-- DIRECTIONS --
Please give the data below again in full, exactly as it stands.
BEGIN PROVIDED DATA
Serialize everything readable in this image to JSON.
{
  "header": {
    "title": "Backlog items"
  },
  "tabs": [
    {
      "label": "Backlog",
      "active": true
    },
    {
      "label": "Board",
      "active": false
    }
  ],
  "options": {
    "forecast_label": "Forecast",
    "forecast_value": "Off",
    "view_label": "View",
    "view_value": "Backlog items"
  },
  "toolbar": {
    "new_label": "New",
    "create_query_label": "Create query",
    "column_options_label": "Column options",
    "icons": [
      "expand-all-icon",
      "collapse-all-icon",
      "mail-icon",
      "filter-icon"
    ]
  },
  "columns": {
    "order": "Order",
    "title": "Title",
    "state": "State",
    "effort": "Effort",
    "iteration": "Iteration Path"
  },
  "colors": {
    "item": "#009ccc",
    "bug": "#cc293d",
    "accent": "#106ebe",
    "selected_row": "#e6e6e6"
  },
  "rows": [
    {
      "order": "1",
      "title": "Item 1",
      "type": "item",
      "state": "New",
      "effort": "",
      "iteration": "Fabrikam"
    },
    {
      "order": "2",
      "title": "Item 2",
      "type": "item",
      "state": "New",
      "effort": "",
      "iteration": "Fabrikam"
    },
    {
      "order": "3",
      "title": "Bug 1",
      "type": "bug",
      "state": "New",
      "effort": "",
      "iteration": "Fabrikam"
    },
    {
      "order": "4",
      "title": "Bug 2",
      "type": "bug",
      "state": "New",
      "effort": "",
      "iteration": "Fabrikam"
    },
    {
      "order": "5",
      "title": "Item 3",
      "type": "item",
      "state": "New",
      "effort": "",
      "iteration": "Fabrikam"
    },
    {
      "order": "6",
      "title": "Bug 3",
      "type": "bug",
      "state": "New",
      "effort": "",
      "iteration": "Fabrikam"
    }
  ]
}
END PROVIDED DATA
-- ANSWER SPACE --
Serialize everything readable in this image to JSON.
{
  "header": {
    "title": "Backlog items"
  },
  "tabs": [
    {
      "label": "Backlog",
      "active": true
    },
    {
      "label": "Board",
      "active": false
    }
  ],
  "options": {
    "forecast_label": "Forecast",
    "forecast_value": "Off",
    "view_label": "View",
    "view_value": "Backlog items"
  },
  "toolbar": {
    "new_label": "New",
    "create_query_label": "Create query",
    "column_options_label": "Column options",
    "icons": [
      "expand-all-icon",
      "collapse-all-icon",
      "mail-icon",
      "filter-icon"
    ]
  },
  "columns": {
    "order": "Order",
    "title": "Title",
    "state": "State",
    "effort": "Effort",
    "iteration": "Iteration Path"
  },
  "colors": {
    "item": "#009ccc",
    "bug": "#cc293d",
    "accent": "#106ebe",
    "selected_row": "#e6e6e6"
  },
  "rows": [
    {
      "order": "1",
      "title": "Item 1",
      "type": "item",
      "state": "New",
      "effort": "",
      "iteration": "Fabrikam"
    },
    {
      "order": "2",
      "title": "Item 2",
      "type": "item",
      "state": "New",
      "effort": "",
      "iteration": "Fabrikam"
    },
    {
      "order": "3",
      "title": "Bug 1",
      "type": "bug",
      "state": "New",
      "effort": "",
      "iteration": "Fabrikam"
    },
    {
      "order": "4",
      "title": "Bug 2",
      "type": "bug",
      "state": "New",
      "effort": "",
      "iteration": "Fabrikam"
    },
    {
      "order": "5",
      "title": "Item 3",
      "type": "item",
      "state": "New",
      "effort": "",
      "iteration": "Fabrikam"
    },
    {
      "order": "6",
      "title": "Bug 3",
      "type": "bug",
      "state": "New",
      "effort": "",
      "iteration": "Fabrikam"
    }
  ]
}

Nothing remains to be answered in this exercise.